Partners work on Pen-Rearing Projects for Atlantic Salmon

salmon courtesy Concordia UniversityFollowing Success of Net Pen Programs for Other Species, DEC Anticipates Increased Survival of Stocked Smolts

New York State Department of Environmental Conservation (DEC) announced the deployment of two new pen-rearing projects for Atlantic salmon to begin this spring. To improve post-stocking survival and imprinting to the stocked water, experimental Atlantic salmon pen-rearing projects will be conducted in the Saranac River estuary in Lake Champlain and in the Salmon River in Lake Ontario. DEC is partnering with the Lake Champlain Chapter of Trout Unlimited, the U.S. Fish and Wildlife Service and the Plattsburgh Boat Basin on the Saranac River project and partnering with the Tug Hill/Black River Chapter of Trout Unlimited and Salmon River Lighthouse and Marina on the Salmon River project.

Pen-rearing is a process in which young salmon (smolts) are stocked into net pens and held at the stocking site. At this life stage, the salmon will imprint on the river water and prepare to out-migrate to the lake system. The Trout Unlimited chapters will feed and care for the fish for approximately three weeks prior to release. DEC has been partnering with volunteer groups to pen-rear Chinook salmon and steelhead in Lake Ontario and Lake Erie for more than 20 years, and this method has improved the survival and imprinting for both species. Today’s announcement is the first project to test if pen-rearing can have a similar beneficial impact on stocked Atlantic salmon.

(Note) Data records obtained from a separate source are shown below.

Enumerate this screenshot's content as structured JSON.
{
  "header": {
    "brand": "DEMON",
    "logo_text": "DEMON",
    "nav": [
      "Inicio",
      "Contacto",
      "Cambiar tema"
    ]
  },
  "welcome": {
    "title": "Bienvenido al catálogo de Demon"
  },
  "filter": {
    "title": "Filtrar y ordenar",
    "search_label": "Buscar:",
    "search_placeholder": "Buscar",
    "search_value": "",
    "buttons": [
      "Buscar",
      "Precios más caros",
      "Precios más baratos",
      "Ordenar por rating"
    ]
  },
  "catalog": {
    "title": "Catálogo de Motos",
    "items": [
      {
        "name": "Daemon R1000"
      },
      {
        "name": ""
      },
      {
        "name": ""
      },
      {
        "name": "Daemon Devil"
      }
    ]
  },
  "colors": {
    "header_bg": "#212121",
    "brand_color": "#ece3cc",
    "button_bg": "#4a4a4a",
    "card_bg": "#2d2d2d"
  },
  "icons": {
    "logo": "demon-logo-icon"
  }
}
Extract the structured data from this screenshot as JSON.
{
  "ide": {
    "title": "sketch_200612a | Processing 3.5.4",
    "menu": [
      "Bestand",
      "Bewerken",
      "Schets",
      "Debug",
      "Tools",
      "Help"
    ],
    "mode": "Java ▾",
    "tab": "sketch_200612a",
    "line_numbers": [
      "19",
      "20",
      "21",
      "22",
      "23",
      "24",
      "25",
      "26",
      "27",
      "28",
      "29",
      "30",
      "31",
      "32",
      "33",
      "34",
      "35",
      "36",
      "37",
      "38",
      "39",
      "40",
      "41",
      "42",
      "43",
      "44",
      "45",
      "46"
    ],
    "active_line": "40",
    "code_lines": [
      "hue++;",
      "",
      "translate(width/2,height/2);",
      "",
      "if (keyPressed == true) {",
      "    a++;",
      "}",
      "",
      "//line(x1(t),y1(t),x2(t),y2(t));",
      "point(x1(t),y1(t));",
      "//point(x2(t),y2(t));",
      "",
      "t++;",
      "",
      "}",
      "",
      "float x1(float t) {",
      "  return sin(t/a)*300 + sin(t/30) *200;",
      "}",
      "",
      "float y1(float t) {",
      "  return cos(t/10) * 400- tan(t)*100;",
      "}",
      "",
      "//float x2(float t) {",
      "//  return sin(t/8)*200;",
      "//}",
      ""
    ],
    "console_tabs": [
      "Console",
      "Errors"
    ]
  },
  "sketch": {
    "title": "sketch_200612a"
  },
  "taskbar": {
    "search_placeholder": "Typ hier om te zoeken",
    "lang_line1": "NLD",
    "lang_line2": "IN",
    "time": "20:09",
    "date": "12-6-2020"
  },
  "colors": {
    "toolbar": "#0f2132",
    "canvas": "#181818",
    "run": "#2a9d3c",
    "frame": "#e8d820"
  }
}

Each project will compare two lots of Atlantic salmon smolts to evaluate the effectiveness of pen-rearing as a stocking method. One lot of Atlantic salmon will be stocked into net pens and held for approximately three weeks prior to release. A second lot will be directly stocked into the water at the same site when the smolts are released from the pens. A comparison of returns between the two stocking methods will determine if pen-rearing results in greater survival and homing than conventional, direct stocking.

For more information about salmon in New York State, visit DEC’s Salmon and Atlantic salmon websites.

Salmon photo courtesy of Concordia University

Related Stories

Information attributed to NYSDEC is taken from press releases and news announcements from New York State's Department of Environmental Conservation.

Comments are closed.

Wait! Before you go:

Catch up on all your Adirondack
news, delivered weekly to your inbox